## What to do
Only the lines holding the string "цена" are needed; copy each of them from the data.

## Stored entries
------------

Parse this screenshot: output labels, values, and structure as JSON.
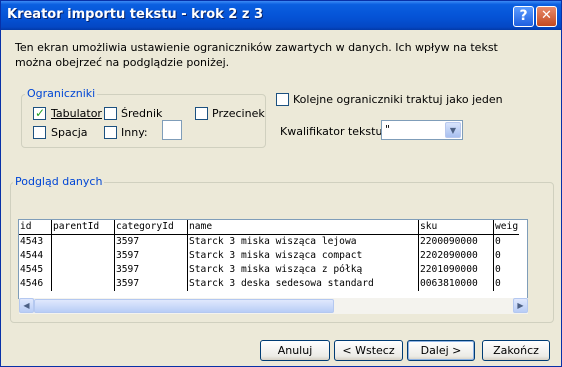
{
  "window": {
    "title": "Kreator importu tekstu - krok 2 z 3",
    "help_glyph": "?",
    "close_glyph": "✕"
  },
  "description": "Ten ekran umożliwia ustawienie ograniczników zawartych w danych. Ich wpływ na tekst można obejrzeć na podglądzie poniżej.",
  "delimiters": {
    "legend": "Ograniczniki",
    "tab": {
      "label": "Tabulator",
      "checked": true
    },
    "semicolon": {
      "label": "Średnik",
      "checked": false
    },
    "comma": {
      "label": "Przecinek",
      "checked": false
    },
    "space": {
      "label": "Spacja",
      "checked": false
    },
    "other": {
      "label": "Inny:",
      "checked": false,
      "value": ""
    }
  },
  "consecutive": {
    "label": "Kolejne ograniczniki traktuj jako jeden",
    "checked": false
  },
  "qualifier": {
    "label": "Kwalifikator tekstu:",
    "value": "\""
  },
  "preview": {
    "legend": "Podgląd danych",
    "columns": [
      "id",
      "parentId",
      "categoryId",
      "name",
      "sku",
      "weig"
    ],
    "rows": [
      [
        "4543",
        "",
        "3597",
        "Starck 3 miska wisząca lejowa",
        "2200090000",
        "0"
      ],
      [
        "4544",
        "",
        "3597",
        "Starck 3 miska wisząca compact",
        "2202090000",
        "0"
      ],
      [
        "4545",
        "",
        "3597",
        "Starck 3 miska wisząca z półką",
        "2201090000",
        "0"
      ],
      [
        "4546",
        "",
        "3597",
        "Starck 3 deska sedesowa standard",
        "0063810000",
        "0"
      ]
    ]
  },
  "buttons": {
    "cancel": "Anuluj",
    "back": "< Wstecz",
    "next": "Dalej >",
    "finish": "Zakończ"
  },
  "colors": {
    "titlebar": "#0553d6",
    "dialog_bg": "#ece9d8",
    "group_label": "#0046d5",
    "check": "#21a121"
  }
}
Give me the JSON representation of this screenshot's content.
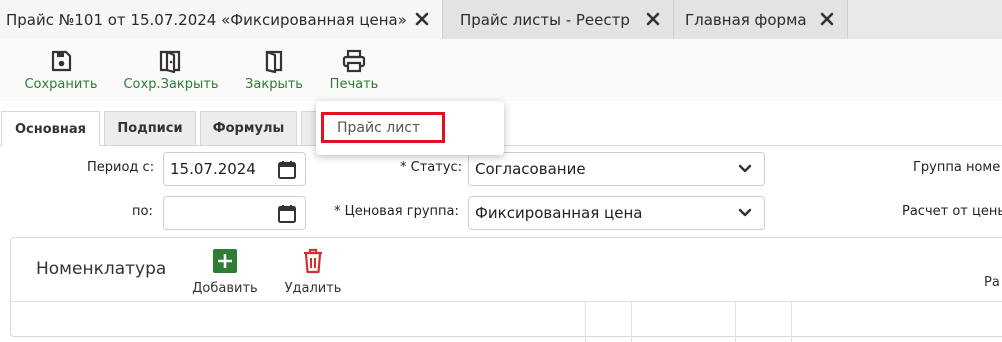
{
  "doc_tabs": [
    {
      "label": "Прайс №101 от 15.07.2024 «Фиксированная цена»",
      "active": true
    },
    {
      "label": "Прайс листы - Реестр",
      "active": false
    },
    {
      "label": "Главная форма",
      "active": false
    }
  ],
  "toolbar": {
    "save_label": "Сохранить",
    "save_close_label": "Сохр.Закрыть",
    "close_label": "Закрыть",
    "print_label": "Печать"
  },
  "inner_tabs": [
    "Основная",
    "Подписи",
    "Формулы"
  ],
  "print_menu": {
    "items": [
      "Прайс лист"
    ]
  },
  "form": {
    "period_from_label": "Период с:",
    "period_from_value": "15.07.2024",
    "period_to_label": "по:",
    "period_to_value": "",
    "status_label": "* Статус:",
    "status_value": "Согласование",
    "price_group_label": "* Ценовая группа:",
    "price_group_value": "Фиксированная цена",
    "nomenclature_group_label": "Группа номе",
    "calc_from_label": "Расчет от цены"
  },
  "nomenclature": {
    "title": "Номенклатура",
    "add_label": "Добавить",
    "delete_label": "Удалить",
    "right_header_fragment": "Ра"
  },
  "colors": {
    "accent_green": "#2e7d32",
    "delete_red": "#d32f2f",
    "highlight_red": "#e0121f"
  }
}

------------

## Exercise solution
      "label": "Прайс №101 от 15.07.2024 «Фиксированная цена»",
    "price_group_value": "Фиксированная цена",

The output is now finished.